  2. Comparing the use of jealousy in Shakespeare's, Othello, and Elizabeth Cary's The Tragedy of ...

    (The Tragedy Of Mariam, 3.2.53-58). This blatantly shows that Salome is primarily planning that jealousy will be the end of Mariam. The part that makes Salome so evil is the fact that she knows how much Herod loves Mariam; so she is aware that to make him hate her, she cannot use a common error, but must make Mariam look especially horrid to Herod.

  1. hakespeares tragic heros dying words: loved not wisely, but too well, reflects the downfall ...

    Desdemona initially makes the assumption that Othello is angry and impatient, and as a result she fears this and lies: "It is not lost", this shows how Desdemona lies about the whereabouts of the handkerchief. One can imply that she avoids telling Othello because she does not wish to hurt his feelings, as the handkerchief might yet turn up.

  2. Oral Commentary Response to 'Othello' 1.1.34-72

    not clear whether this distrust was prompted by Cassio's promotion or whether this merely added to a previously held conviction. Iago also talks at length about the duty of servants and how in reality the outward image of service hides inner selfish desires of self preservation, whatever the master may think.

  1. How Desdemona is presented as acharacter and perceived by others in Othello.

    In response Desdemona stands up for herself and rather than being submissive she shows an assertive side in denying his opinion and proving him wrong. 'O fie upon thee, slanderer!' 'These are old fond paradoxes to make fools laugh I'th'alehouse.

  2. Iago In Othello - Critical Analysis.

    Iago's character became a focal point of discussion for many critics as they argued weather Iago was pure evil or just a complex amoral villain. The famous phrase, "The motive-hunting of motiveless Malignity," occurs in a note Samuel Taylor Coleridge wrote in his copy of Shakespeare, as he was preparing a series of lectures delivered in the winter of 1818-1819.

  1. Why did the marriage of Othello and Desdemona end in tragedy?

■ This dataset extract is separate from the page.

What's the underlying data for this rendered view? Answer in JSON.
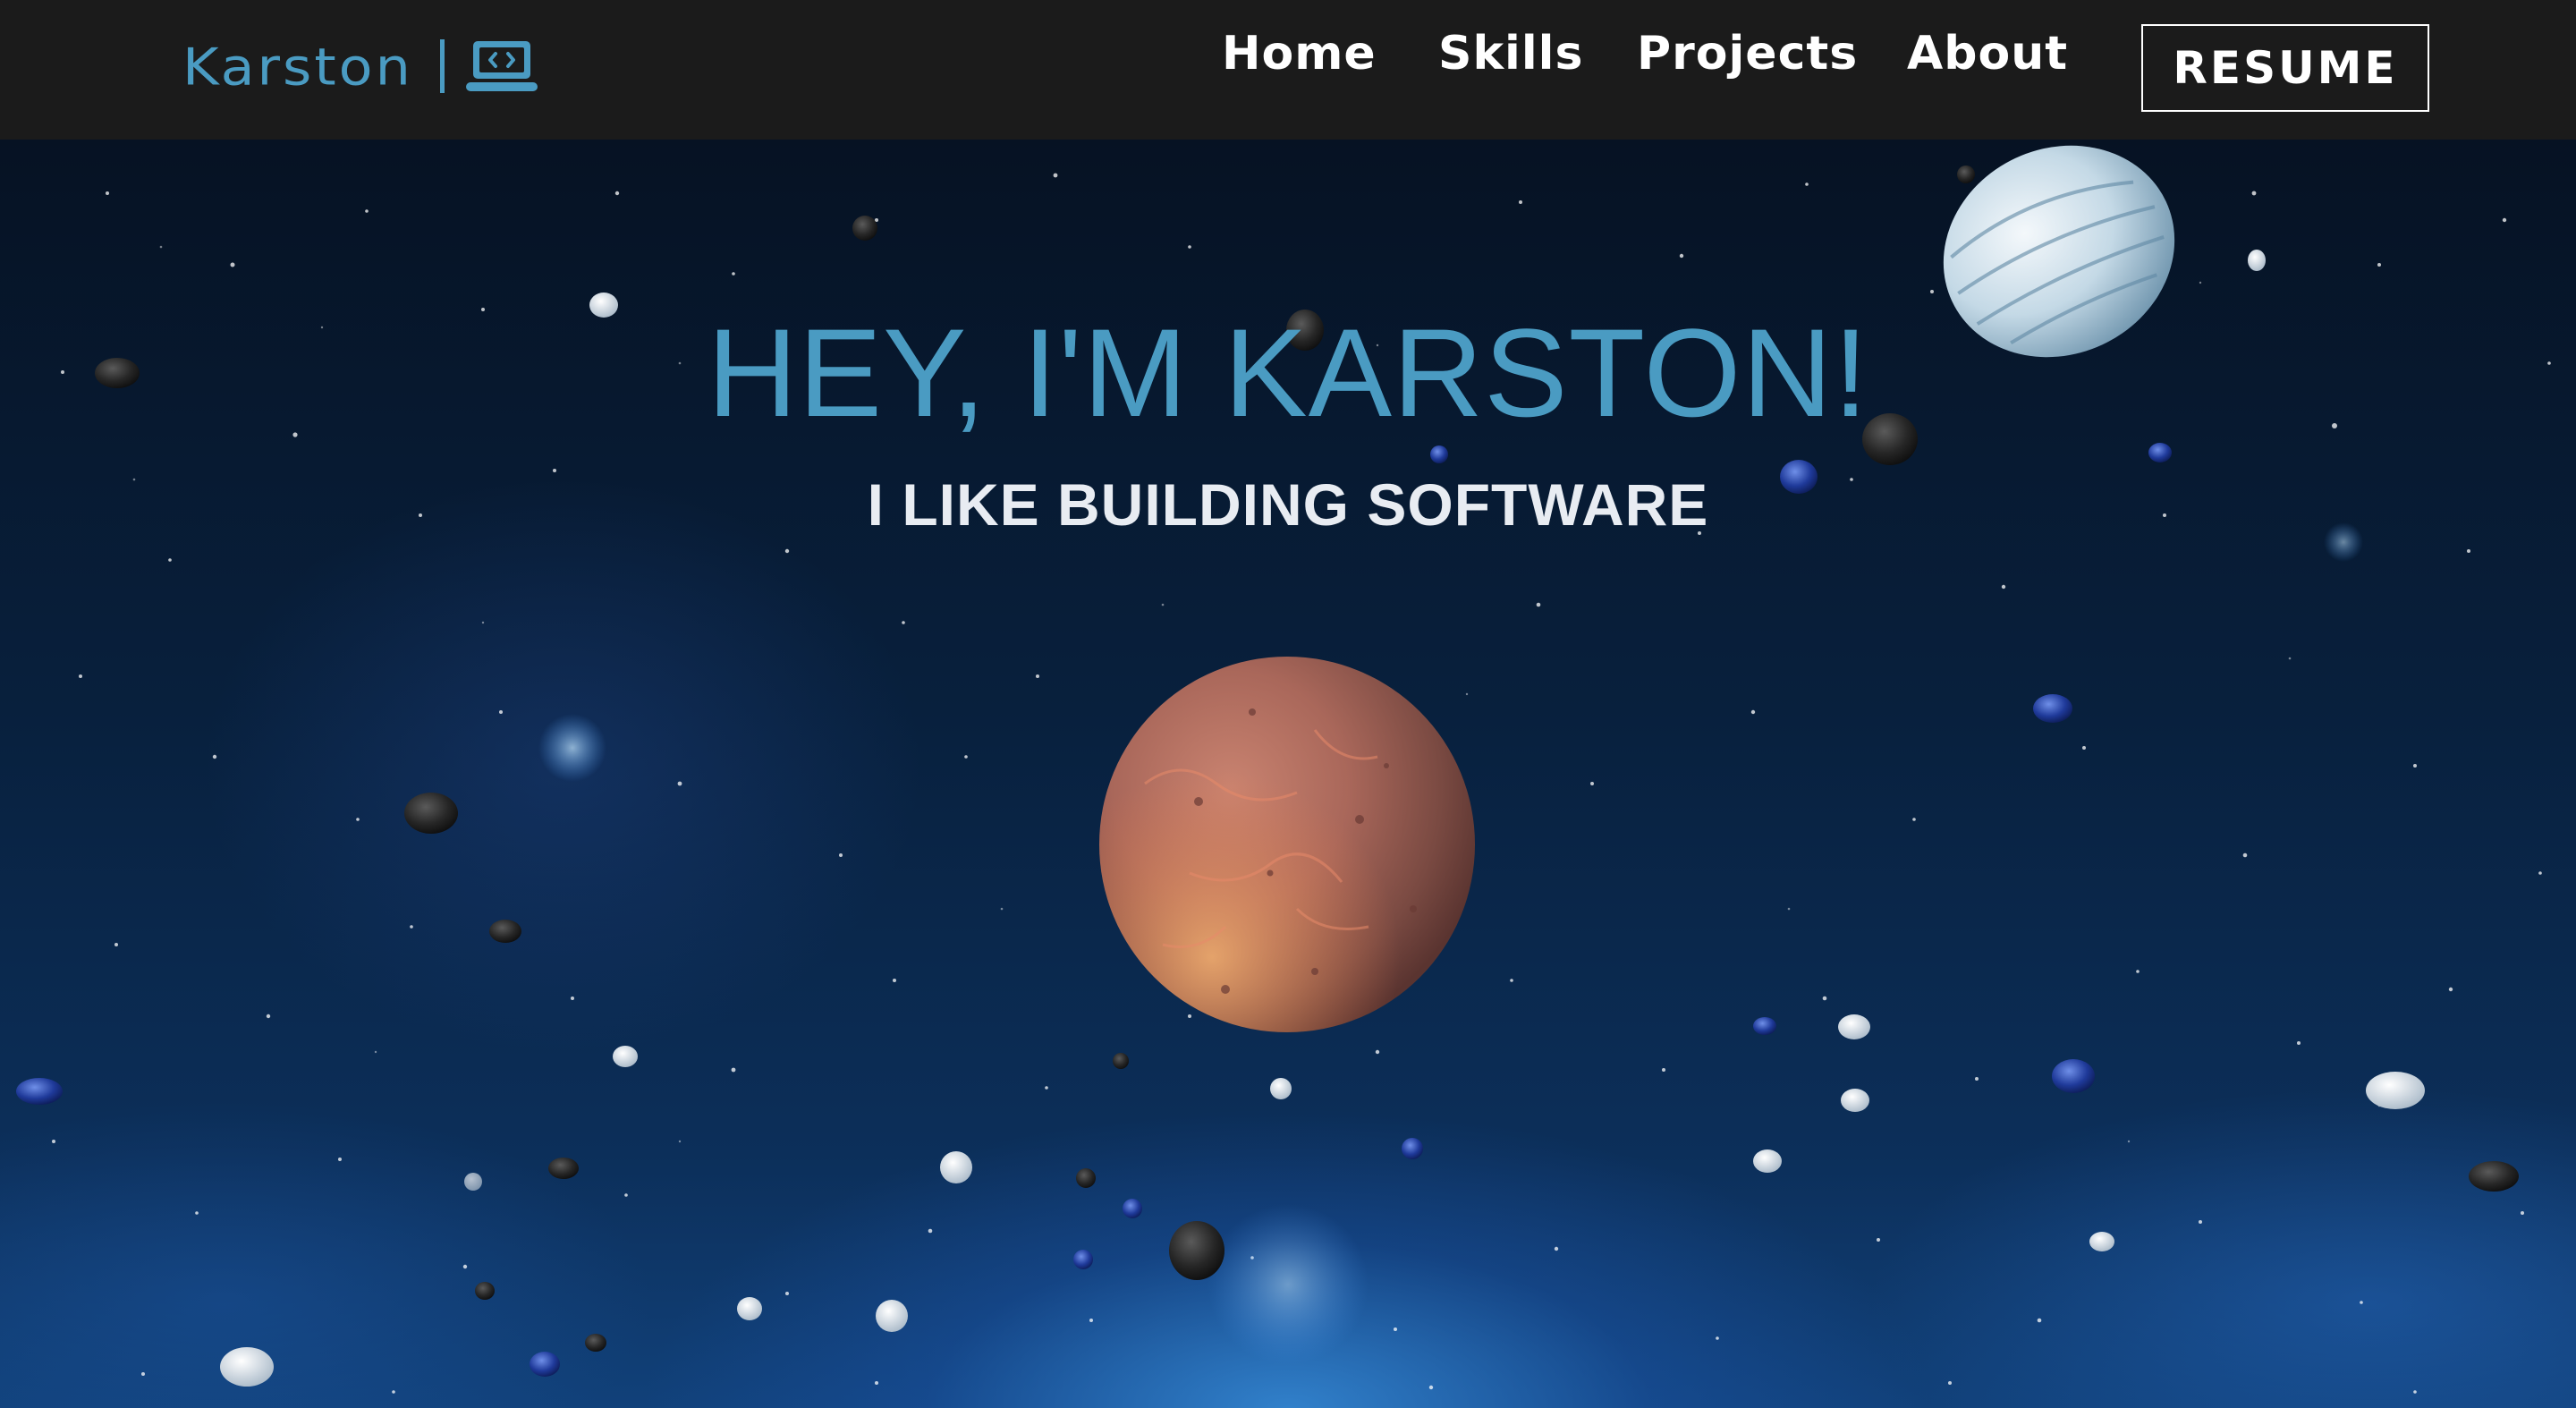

    Othello loves or thinks he loves Desdemona for many reasons, not least because he thinks she is like him. He thinks it will be a good relationship because she seems to be in his eyes just like a soldier as seen in Act 1 scene 3.

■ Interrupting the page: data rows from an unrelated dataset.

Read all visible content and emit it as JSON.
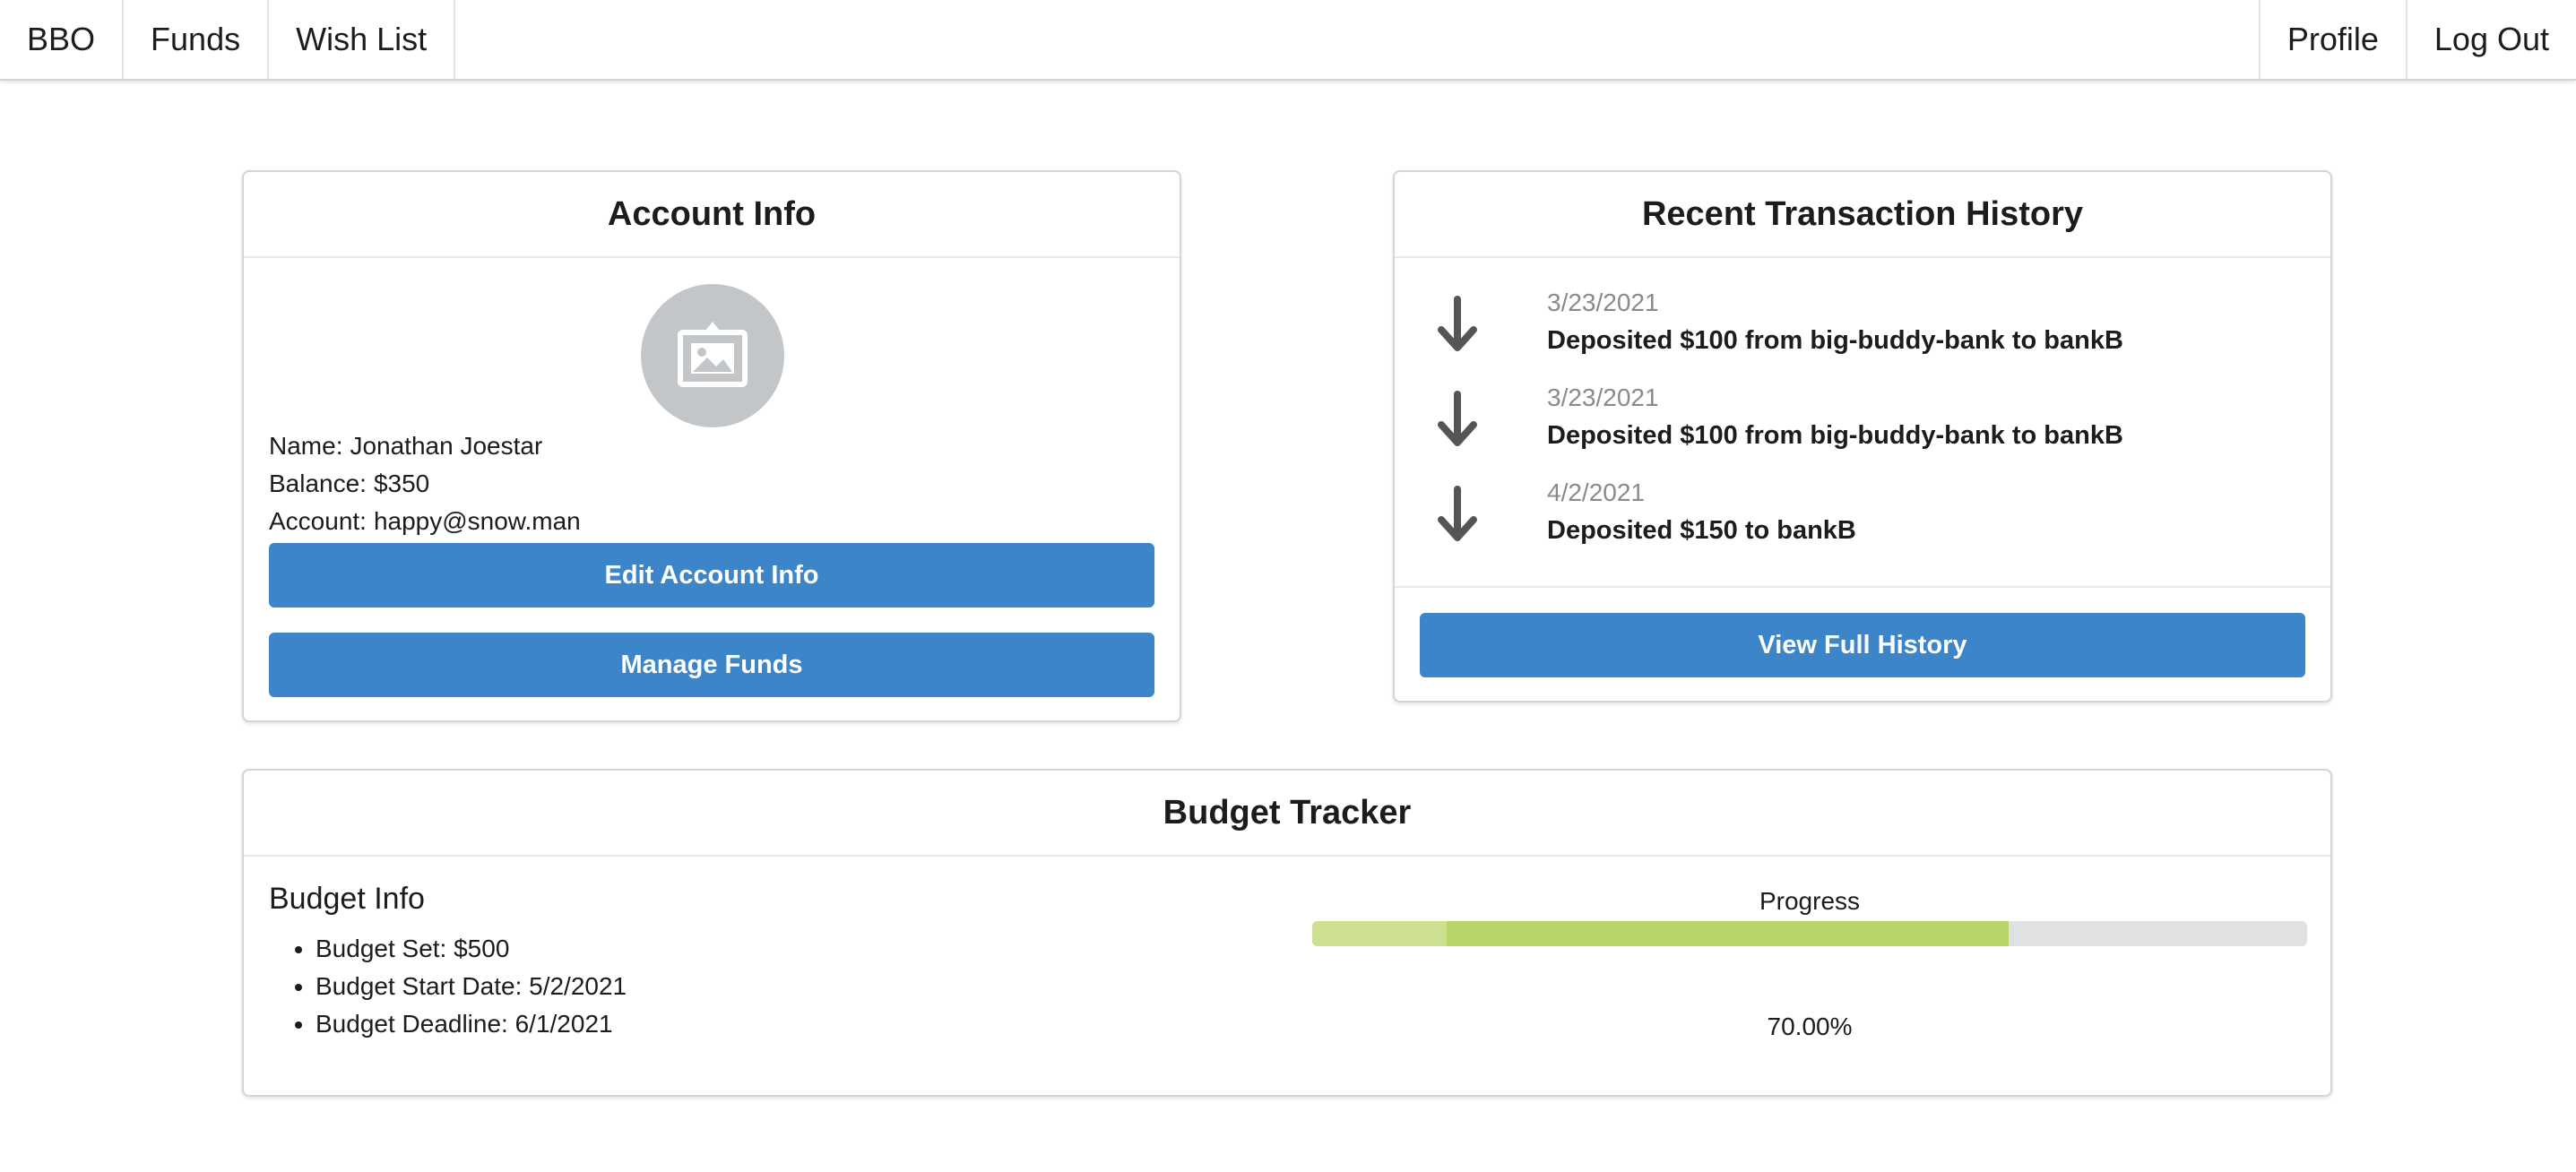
{
  "nav": {
    "left": [
      "BBO",
      "Funds",
      "Wish List"
    ],
    "right": [
      "Profile",
      "Log Out"
    ]
  },
  "account": {
    "title": "Account Info",
    "avatar_icon": "image-placeholder-icon",
    "name_label": "Name:",
    "name": "Jonathan Joestar",
    "balance_label": "Balance:",
    "balance": "$350",
    "account_label": "Account:",
    "account": "happy@snow.man",
    "edit_label": "Edit Account Info",
    "manage_label": "Manage Funds"
  },
  "history": {
    "title": "Recent Transaction History",
    "items": [
      {
        "date": "3/23/2021",
        "description": "Deposited $100 from big-buddy-bank to bankB",
        "icon": "arrow-down-icon"
      },
      {
        "date": "3/23/2021",
        "description": "Deposited $100 from big-buddy-bank to bankB",
        "icon": "arrow-down-icon"
      },
      {
        "date": "4/2/2021",
        "description": "Deposited $150 to bankB",
        "icon": "arrow-down-icon"
      }
    ],
    "view_full_label": "View Full History"
  },
  "budget": {
    "title": "Budget Tracker",
    "info_title": "Budget Info",
    "items": [
      "Budget Set: $500",
      "Budget Start Date: 5/2/2021",
      "Budget Deadline: 6/1/2021"
    ],
    "progress_label": "Progress",
    "progress_value": 0.7,
    "progress_secondary": 0.135,
    "progress_text": "70.00%"
  },
  "colors": {
    "primary_button": "#3d85c9",
    "progress_fill": "#b7d468",
    "progress_secondary": "#cde08f",
    "progress_track": "#e0e1e2",
    "avatar_bg": "#c3c6c8",
    "date_text": "#8a8a8a"
  }
}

  2. Each reading of Othello establishes certain values. How have such values been explored in ...

    He differs from many of the male characters of Othello, in that he does not hate women; he just views them as inferior property, incapable of making their own decisions. Important to this reading is also the involvement of Emilia, a stark contrast to Desdemona and her sexual purity, innocence

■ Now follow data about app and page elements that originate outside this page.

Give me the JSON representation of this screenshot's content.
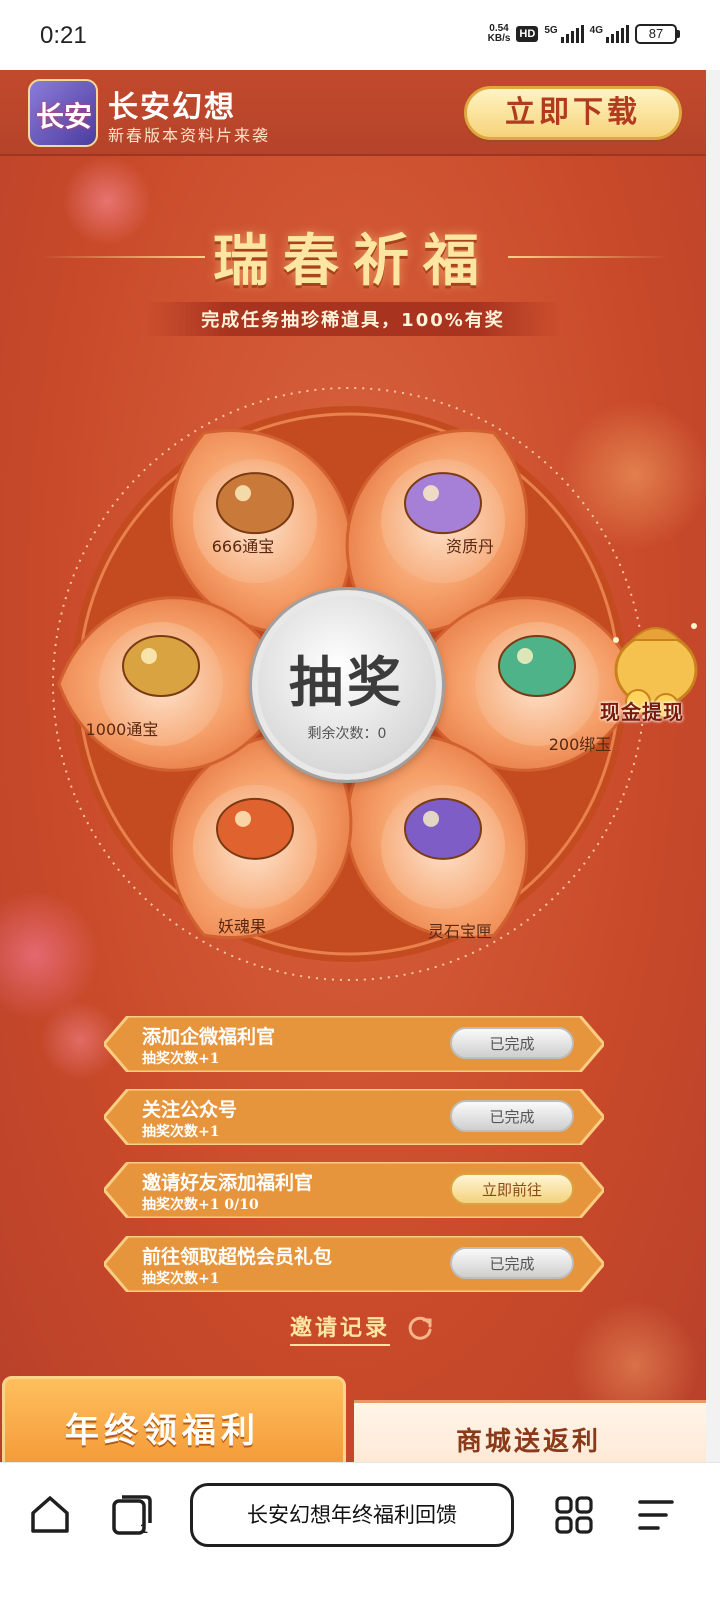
{
  "status_bar": {
    "time": "0:21",
    "net_speed_value": "0.54",
    "net_speed_unit": "KB/s",
    "hd_badge": "HD",
    "signal_1_label": "5G",
    "signal_2_label": "4G",
    "battery": "87"
  },
  "app_banner": {
    "logo_text": "长安",
    "name": "长安幻想",
    "subtitle": "新春版本资料片来袭",
    "download_label": "立即下载"
  },
  "event": {
    "title": "瑞春祈福",
    "subtitle": "完成任务抽珍稀道具，100%有奖"
  },
  "wheel": {
    "draw_label": "抽奖",
    "remaining": "剩余次数：0",
    "prizes": [
      {
        "label": "666通宝",
        "icon": "treasure-chest-icon"
      },
      {
        "label": "资质丹",
        "icon": "pouch-icon"
      },
      {
        "label": "200绑玉",
        "icon": "jade-icon"
      },
      {
        "label": "灵石宝匣",
        "icon": "gem-chest-icon"
      },
      {
        "label": "妖魂果",
        "icon": "spirit-fruit-icon"
      },
      {
        "label": "1000通宝",
        "icon": "gold-pot-icon"
      }
    ],
    "cash_badge": "现金提现"
  },
  "tasks": [
    {
      "title": "添加企微福利官",
      "sub": "抽奖次数+1",
      "status": "已完成"
    },
    {
      "title": "关注公众号",
      "sub": "抽奖次数+1",
      "status": "已完成"
    },
    {
      "title": "邀请好友添加福利官",
      "sub": "抽奖次数+1   0/10",
      "status": "立即前往"
    },
    {
      "title": "前往领取超悦会员礼包",
      "sub": "抽奖次数+1",
      "status": "已完成"
    }
  ],
  "invite_record": "邀请记录",
  "bottom_tabs": {
    "left": "年终领福利",
    "right": "商城送返利"
  },
  "browser": {
    "page_title": "长安幻想年终福利回馈"
  },
  "colors": {
    "page_bg": "#c94a2a",
    "gold_text": "#fde6a2",
    "petal": "#f0884f",
    "task_done_btn": "#d9d9d9",
    "task_go_btn": "#f4d27d"
  }
}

  • Over 160,000 pieces
    of student written work
  • Annotated by
    experienced teachers
  • Ideas and feedback to
    improve your own work